Shown above is a frontal view of the main domed mausueum in the Taj Mahal complex at sunrise.
DID YOU KNOW?
- The hands of workers were cut off under the order of Shah Jahan after the completion of the structure, so that no other monument so majestic could ever be constructed!
- There was myth about Black Taj, which Shah Jahan planned to build as a mirror reflection of the Taj Mahal opposite to the original, but in black marble and was to be dedicated to Shah Jahan himself!

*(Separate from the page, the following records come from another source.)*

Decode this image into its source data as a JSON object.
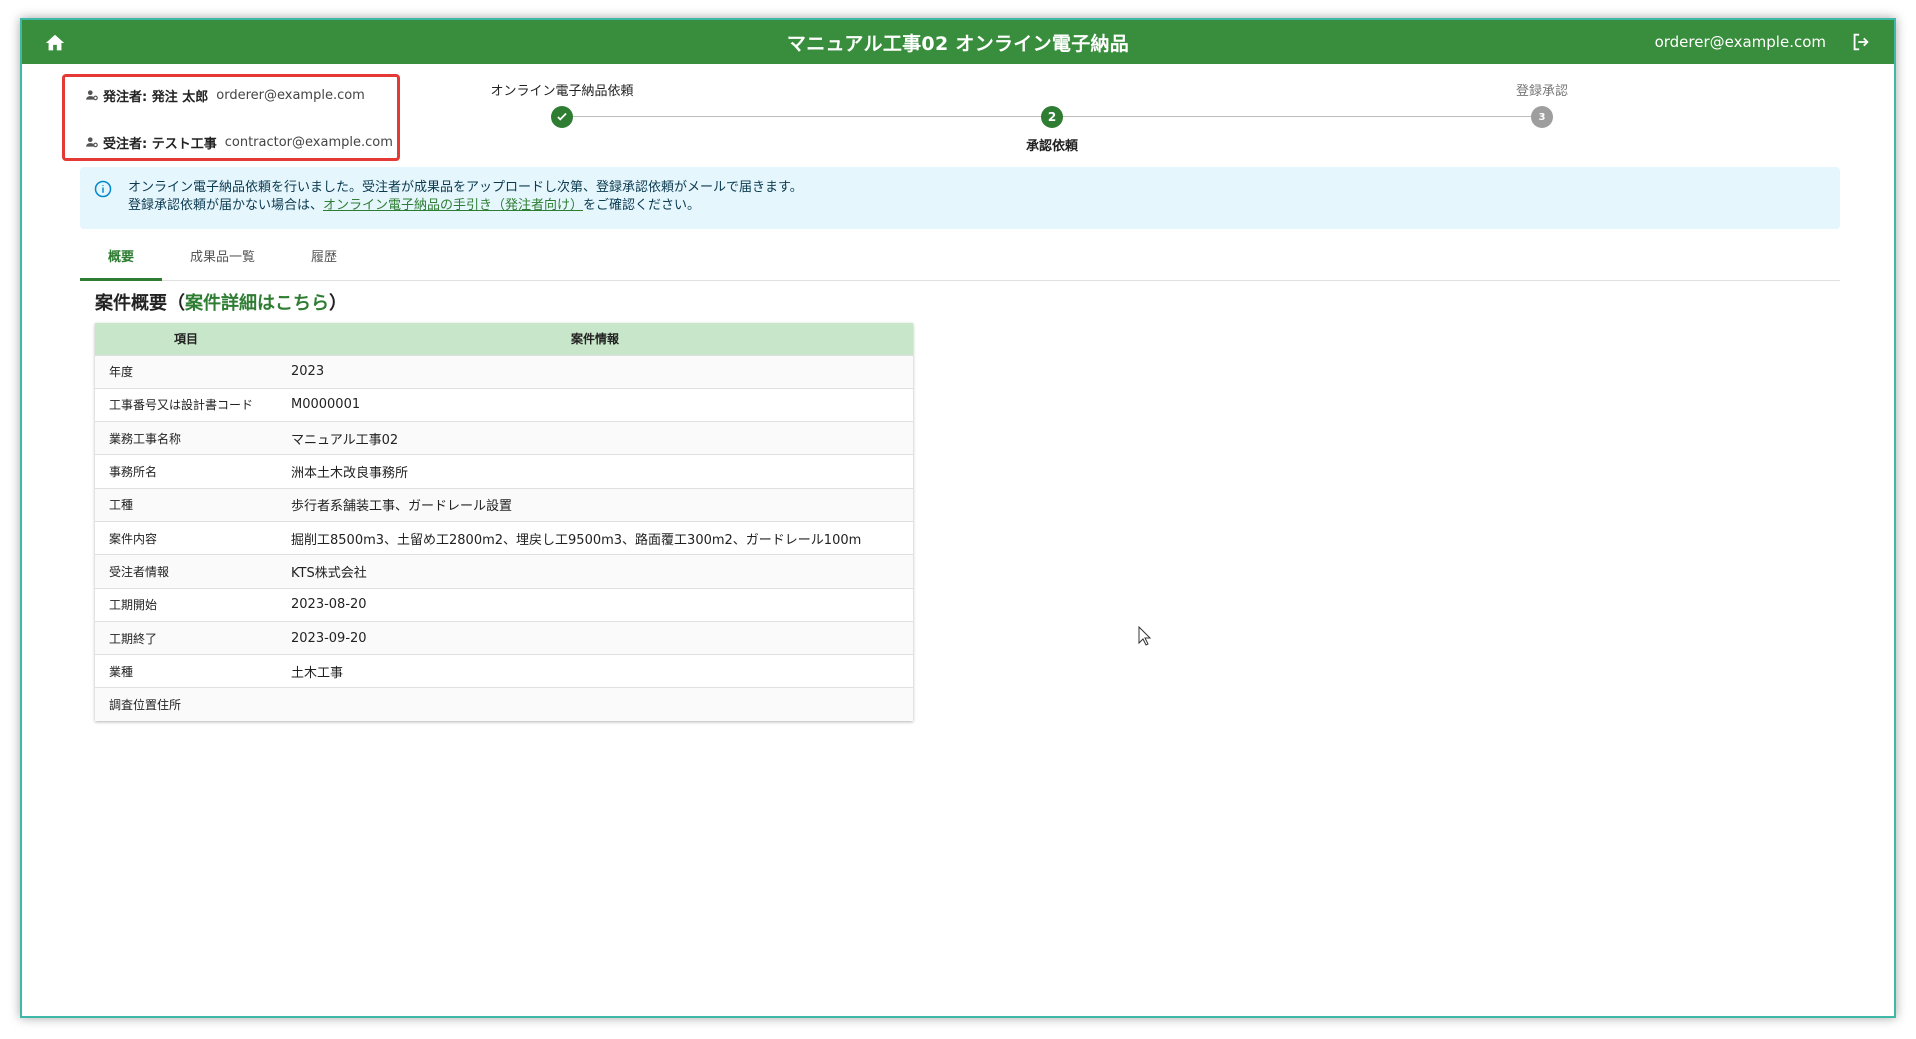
{
  "header": {
    "title": "マニュアル工事02 オンライン電子納品",
    "user_email": "orderer@example.com",
    "home_icon": "home-icon",
    "logout_icon": "logout-icon"
  },
  "parties": {
    "orderer_label": "発注者: 発注 太郎",
    "orderer_email": "orderer@example.com",
    "contractor_label": "受注者: テスト工事",
    "contractor_email": "contractor@example.com"
  },
  "stepper": {
    "steps": [
      {
        "label": "オンライン電子納品依頼",
        "state": "completed"
      },
      {
        "label": "承認依頼",
        "number": "2",
        "state": "active"
      },
      {
        "label": "登録承認",
        "number": "3",
        "state": "pending"
      }
    ]
  },
  "alert": {
    "line1": "オンライン電子納品依頼を行いました。受注者が成果品をアップロードし次第、登録承認依頼がメールで届きます。",
    "line2_prefix": "登録承認依頼が届かない場合は、",
    "line2_link": "オンライン電子納品の手引き（発注者向け）",
    "line2_suffix": "をご確認ください。"
  },
  "tabs": [
    {
      "label": "概要",
      "active": true
    },
    {
      "label": "成果品一覧",
      "active": false
    },
    {
      "label": "履歴",
      "active": false
    }
  ],
  "summary": {
    "title_prefix": "案件概要（",
    "title_link": "案件詳細はこちら",
    "title_suffix": "）",
    "columns": [
      "項目",
      "案件情報"
    ],
    "rows": [
      {
        "item": "年度",
        "value": "2023"
      },
      {
        "item": "工事番号又は設計書コード",
        "value": "M0000001"
      },
      {
        "item": "業務工事名称",
        "value": "マニュアル工事02"
      },
      {
        "item": "事務所名",
        "value": "洲本土木改良事務所"
      },
      {
        "item": "工種",
        "value": "歩行者系舗装工事、ガードレール設置"
      },
      {
        "item": "案件内容",
        "value": "掘削工8500m3、土留め工2800m2、埋戻し工9500m3、路面覆工300m2、ガードレール100m"
      },
      {
        "item": "受注者情報",
        "value": "KTS株式会社"
      },
      {
        "item": "工期開始",
        "value": "2023-08-20"
      },
      {
        "item": "工期終了",
        "value": "2023-09-20"
      },
      {
        "item": "業種",
        "value": "土木工事"
      },
      {
        "item": "調査位置住所",
        "value": ""
      }
    ]
  },
  "colors": {
    "primary": "#388e3c",
    "accent": "#2e7d32",
    "header_row": "#c8e6c9",
    "alert_bg": "#e5f6fd",
    "highlight_border": "#e53935"
  }
}
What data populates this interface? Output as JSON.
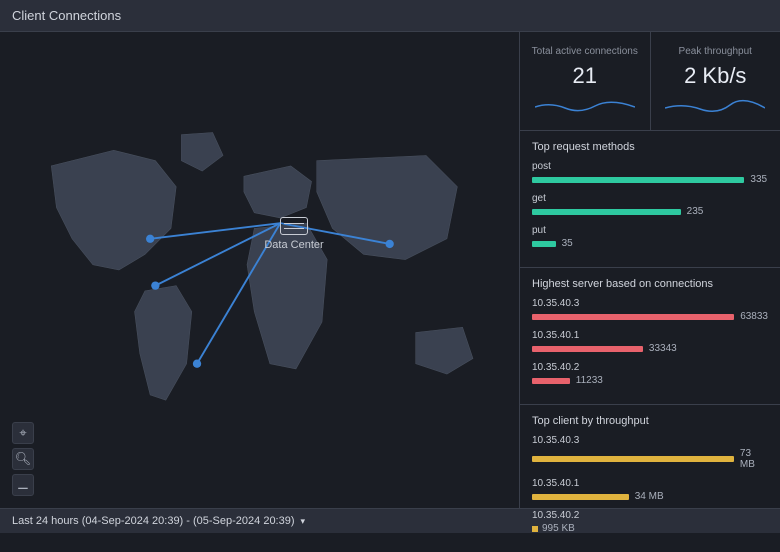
{
  "header": {
    "title": "Client Connections"
  },
  "map": {
    "datacenter_label": "Data Center",
    "controls": {
      "home": "⌂",
      "zoom_in": "⊕",
      "zoom_out": "⊖"
    }
  },
  "stats": {
    "active": {
      "label": "Total active connections",
      "value": "21"
    },
    "throughput": {
      "label": "Peak throughput",
      "value": "2 Kb/s"
    }
  },
  "methods": {
    "title": "Top request methods",
    "rows": [
      {
        "label": "post",
        "value": "335",
        "pct": 90
      },
      {
        "label": "get",
        "value": "235",
        "pct": 63
      },
      {
        "label": "put",
        "value": "35",
        "pct": 10
      }
    ]
  },
  "servers": {
    "title": "Highest server based on connections",
    "rows": [
      {
        "label": "10.35.40.3",
        "value": "63833",
        "pct": 90
      },
      {
        "label": "10.35.40.1",
        "value": "33343",
        "pct": 47
      },
      {
        "label": "10.35.40.2",
        "value": "11233",
        "pct": 16
      }
    ]
  },
  "clients": {
    "title": "Top client by throughput",
    "rows": [
      {
        "label": "10.35.40.3",
        "value": "73 MB",
        "pct": 88
      },
      {
        "label": "10.35.40.1",
        "value": "34 MB",
        "pct": 41
      },
      {
        "label": "10.35.40.2",
        "value": "995 KB",
        "pct": 0
      }
    ]
  },
  "footer": {
    "range": "Last 24 hours (04-Sep-2024 20:39) - (05-Sep-2024 20:39)"
  },
  "chart_data": [
    {
      "type": "bar",
      "title": "Top request methods",
      "categories": [
        "post",
        "get",
        "put"
      ],
      "values": [
        335,
        235,
        35
      ]
    },
    {
      "type": "bar",
      "title": "Highest server based on connections",
      "categories": [
        "10.35.40.3",
        "10.35.40.1",
        "10.35.40.2"
      ],
      "values": [
        63833,
        33343,
        11233
      ]
    },
    {
      "type": "bar",
      "title": "Top client by throughput",
      "categories": [
        "10.35.40.3",
        "10.35.40.1",
        "10.35.40.2"
      ],
      "values": [
        73,
        34,
        0.995
      ],
      "unit": "MB"
    }
  ],
  "colors": {
    "teal": "#2ec9a0",
    "red": "#e8626c",
    "yellow": "#e0b33e",
    "spark": "#3b82d4"
  }
}
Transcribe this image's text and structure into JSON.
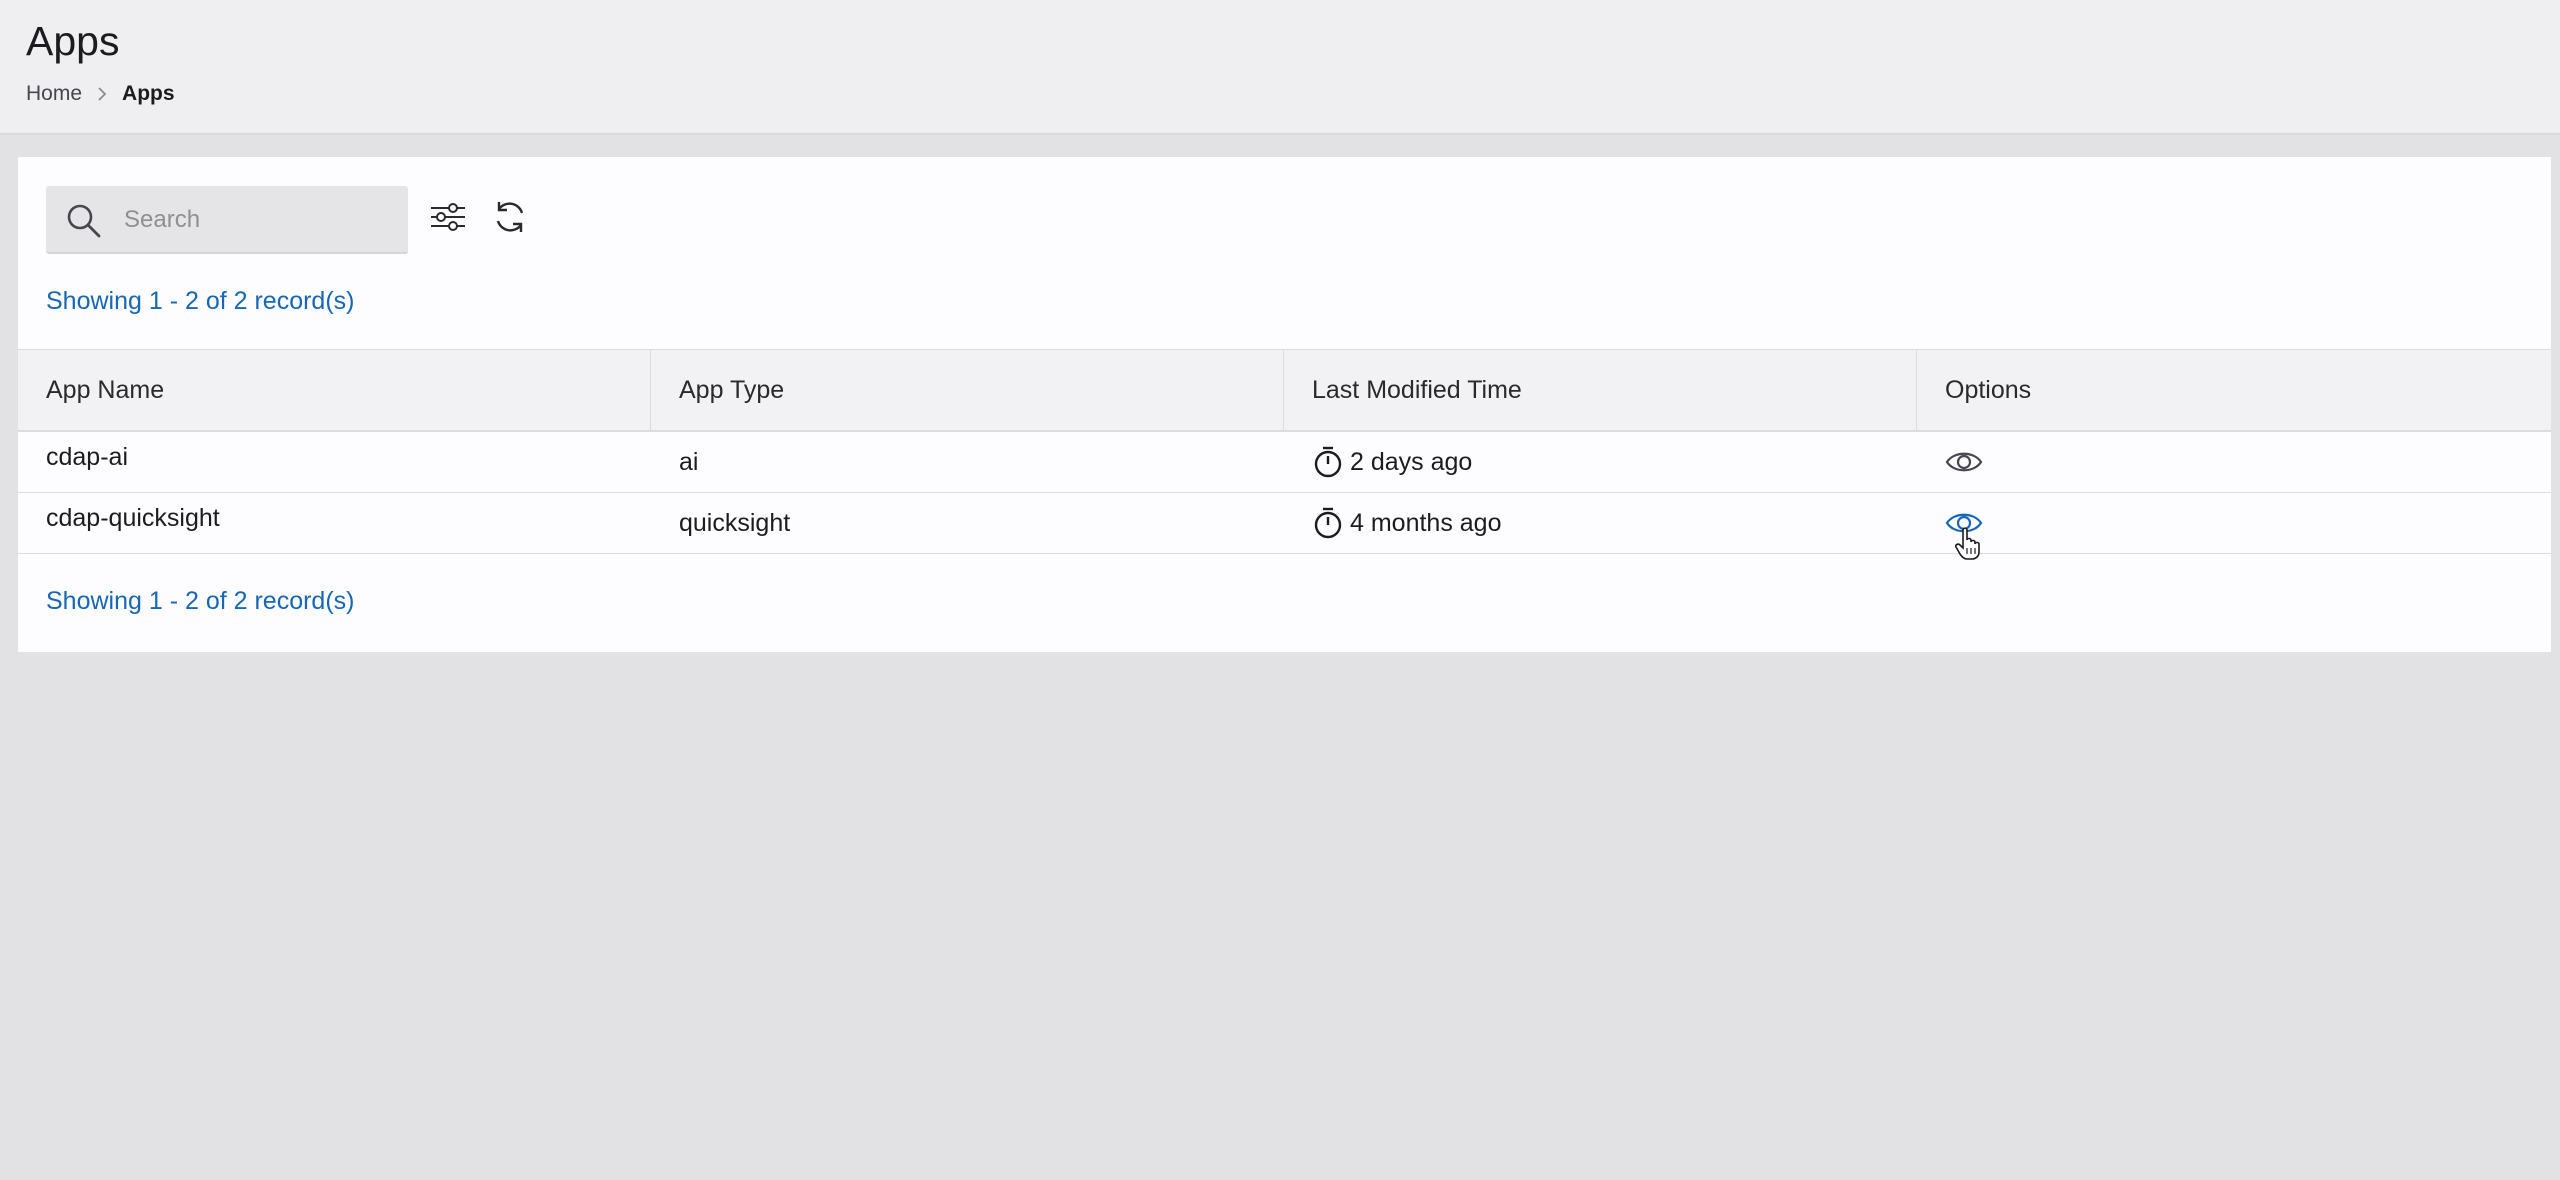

The main threat toward the Taj Mahal is air pollution, but two cases do involve a war related theme. In 1942, the Indian government put up large metal scaffolds to mislead bomber pilots in anticipation of an air attack by German Lufwaffe and later by Japanese Air Force. Also, night viewing was banned form 1984-2004 because it was feared that the monument would be a target of Sikh militants raiding the structure. Air pollution caused by emissions from nearby factories and exhaust, and from motor vehicles has damaged the mausoleum, notably its marble facade. A number of initiatives have been taken to reduce the threat to the monument, including the closing of some factories and the installation of pollution-control equipment. They have even banned nearby vehicular traffic. Progress is occurring, however, at a very slow rate, and a many number of extra steps need to occur.
- "Taj Mahal." Encyclopædia Britannica. Encyclopædia Britannica Online School Edition.
2. "The Taj Mahal Video." History.com. A&E Television Networks, 2013. Web. 29 Apr. 2013.
3. Agatha, Christie. "Taj Mahal." - UNESCO World Heritage Centre. UNESCO Publishing, 2013. Web. 29 Apr. 2013.